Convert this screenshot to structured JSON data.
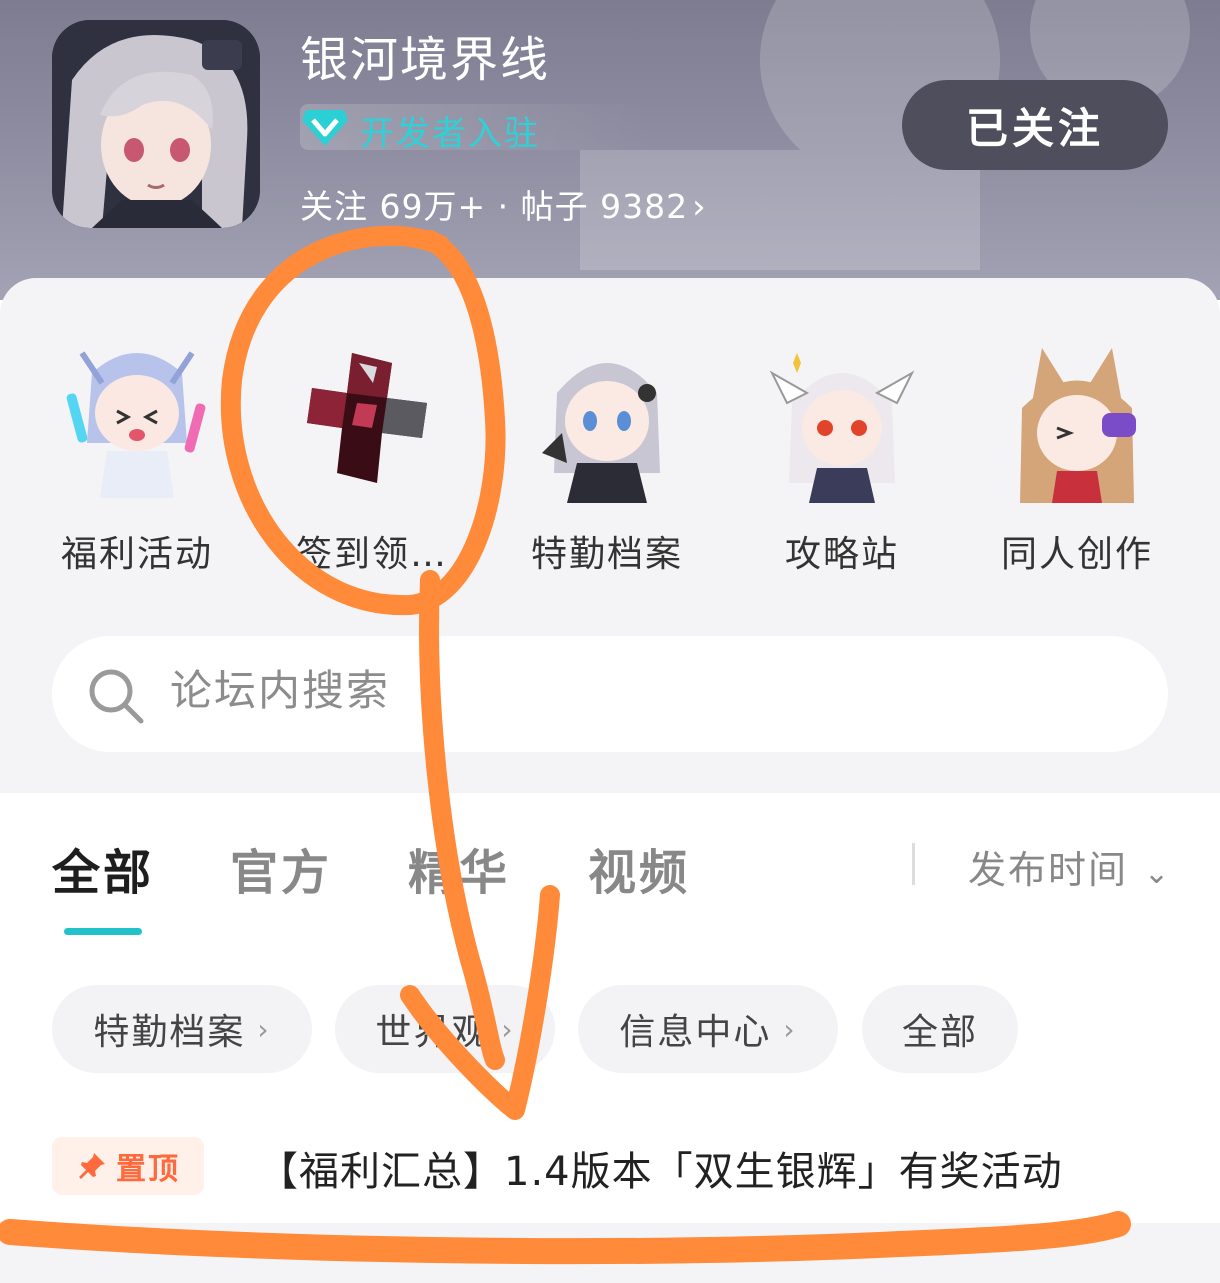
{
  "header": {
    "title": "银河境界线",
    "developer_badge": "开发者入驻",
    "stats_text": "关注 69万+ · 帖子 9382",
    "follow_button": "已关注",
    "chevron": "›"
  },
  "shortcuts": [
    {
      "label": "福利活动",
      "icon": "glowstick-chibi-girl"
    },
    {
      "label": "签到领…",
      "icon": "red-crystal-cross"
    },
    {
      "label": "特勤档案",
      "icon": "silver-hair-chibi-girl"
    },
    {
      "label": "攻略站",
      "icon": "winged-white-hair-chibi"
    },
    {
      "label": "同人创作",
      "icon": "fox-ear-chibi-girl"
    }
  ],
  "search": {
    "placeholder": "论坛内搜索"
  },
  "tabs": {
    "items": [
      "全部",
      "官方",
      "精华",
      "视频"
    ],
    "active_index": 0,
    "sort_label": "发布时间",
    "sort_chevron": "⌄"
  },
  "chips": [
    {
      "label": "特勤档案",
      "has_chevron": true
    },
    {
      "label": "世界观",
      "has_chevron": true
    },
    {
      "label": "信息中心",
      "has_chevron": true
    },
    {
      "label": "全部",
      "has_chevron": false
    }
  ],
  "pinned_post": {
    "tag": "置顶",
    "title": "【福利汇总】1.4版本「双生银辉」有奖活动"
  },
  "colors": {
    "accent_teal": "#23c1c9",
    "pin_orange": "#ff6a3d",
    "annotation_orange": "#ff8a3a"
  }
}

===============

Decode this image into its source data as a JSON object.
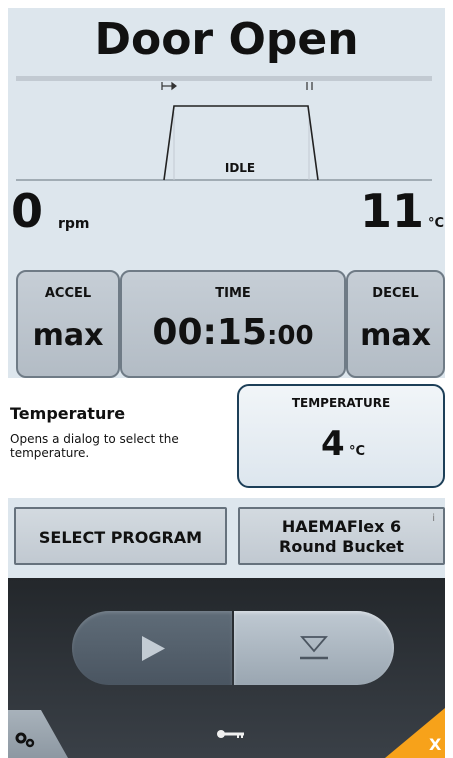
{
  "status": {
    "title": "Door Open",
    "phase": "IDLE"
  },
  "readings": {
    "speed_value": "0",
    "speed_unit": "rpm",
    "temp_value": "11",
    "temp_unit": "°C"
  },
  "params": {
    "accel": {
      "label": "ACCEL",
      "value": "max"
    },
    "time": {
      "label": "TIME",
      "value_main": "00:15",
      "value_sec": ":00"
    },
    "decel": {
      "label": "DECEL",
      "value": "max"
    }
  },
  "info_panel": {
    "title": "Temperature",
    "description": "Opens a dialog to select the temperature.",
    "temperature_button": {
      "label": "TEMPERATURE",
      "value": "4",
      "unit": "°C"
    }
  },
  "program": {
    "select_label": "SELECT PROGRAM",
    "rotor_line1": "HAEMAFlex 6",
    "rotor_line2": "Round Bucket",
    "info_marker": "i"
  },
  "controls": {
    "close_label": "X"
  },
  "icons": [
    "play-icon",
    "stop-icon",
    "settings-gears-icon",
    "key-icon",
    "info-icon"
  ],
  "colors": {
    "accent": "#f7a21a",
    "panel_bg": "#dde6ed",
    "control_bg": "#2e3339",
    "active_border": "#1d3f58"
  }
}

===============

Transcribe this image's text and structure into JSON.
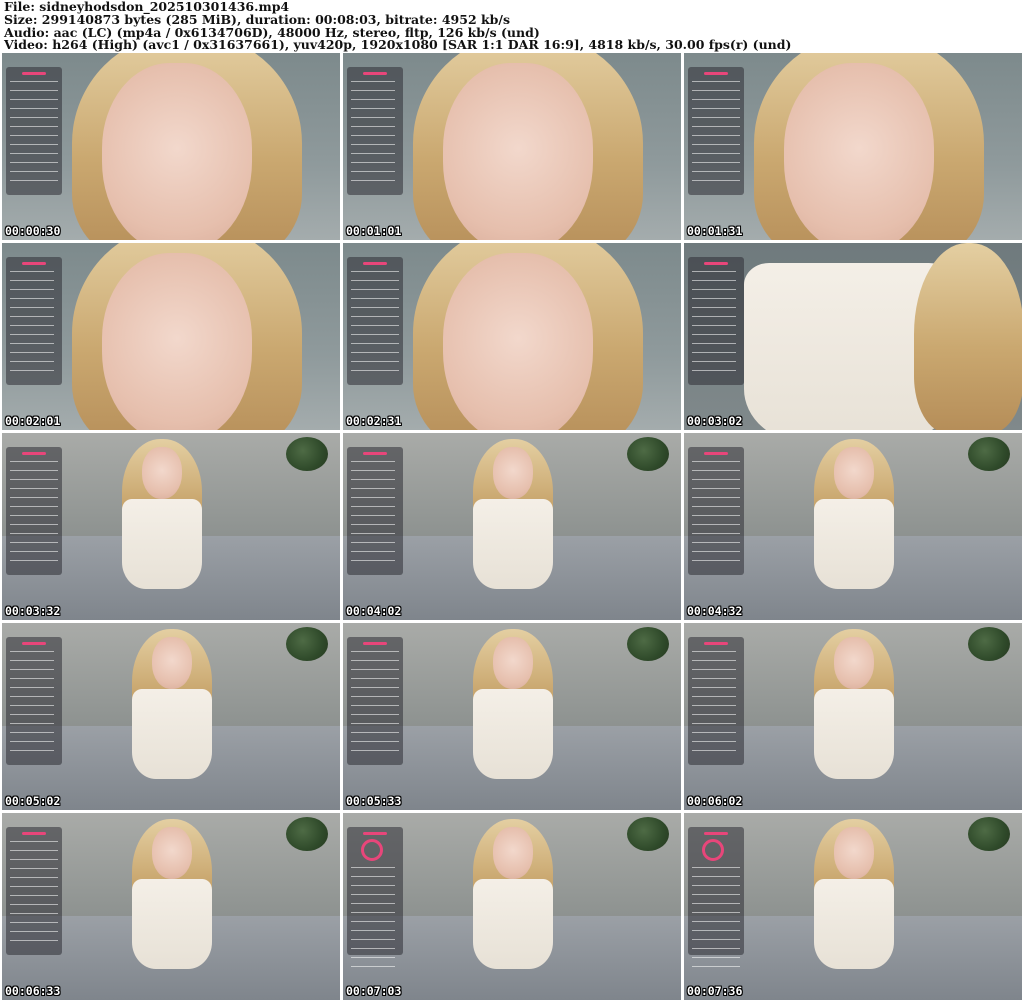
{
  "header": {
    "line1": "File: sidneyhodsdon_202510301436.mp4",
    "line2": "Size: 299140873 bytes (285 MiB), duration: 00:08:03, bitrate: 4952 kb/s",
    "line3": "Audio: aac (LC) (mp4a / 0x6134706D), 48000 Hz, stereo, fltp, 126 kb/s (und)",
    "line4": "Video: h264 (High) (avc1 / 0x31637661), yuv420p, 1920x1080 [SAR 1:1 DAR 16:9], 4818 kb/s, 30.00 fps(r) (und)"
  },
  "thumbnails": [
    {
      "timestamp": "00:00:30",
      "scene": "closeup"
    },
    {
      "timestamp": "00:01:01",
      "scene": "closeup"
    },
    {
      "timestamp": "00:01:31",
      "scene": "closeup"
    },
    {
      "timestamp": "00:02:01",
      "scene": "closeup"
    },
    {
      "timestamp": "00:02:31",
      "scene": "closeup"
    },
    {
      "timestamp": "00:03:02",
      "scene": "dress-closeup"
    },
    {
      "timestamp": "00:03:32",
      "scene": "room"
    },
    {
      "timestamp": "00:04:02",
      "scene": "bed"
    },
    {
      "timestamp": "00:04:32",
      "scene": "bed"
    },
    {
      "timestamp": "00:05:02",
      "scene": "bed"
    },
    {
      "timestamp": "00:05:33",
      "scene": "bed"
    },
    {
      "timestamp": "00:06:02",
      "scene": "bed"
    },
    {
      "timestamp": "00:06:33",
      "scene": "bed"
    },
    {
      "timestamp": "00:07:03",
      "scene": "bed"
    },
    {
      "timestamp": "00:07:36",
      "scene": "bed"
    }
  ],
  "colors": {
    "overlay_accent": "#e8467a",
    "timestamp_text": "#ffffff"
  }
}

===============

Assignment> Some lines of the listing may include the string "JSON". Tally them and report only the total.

Result> 3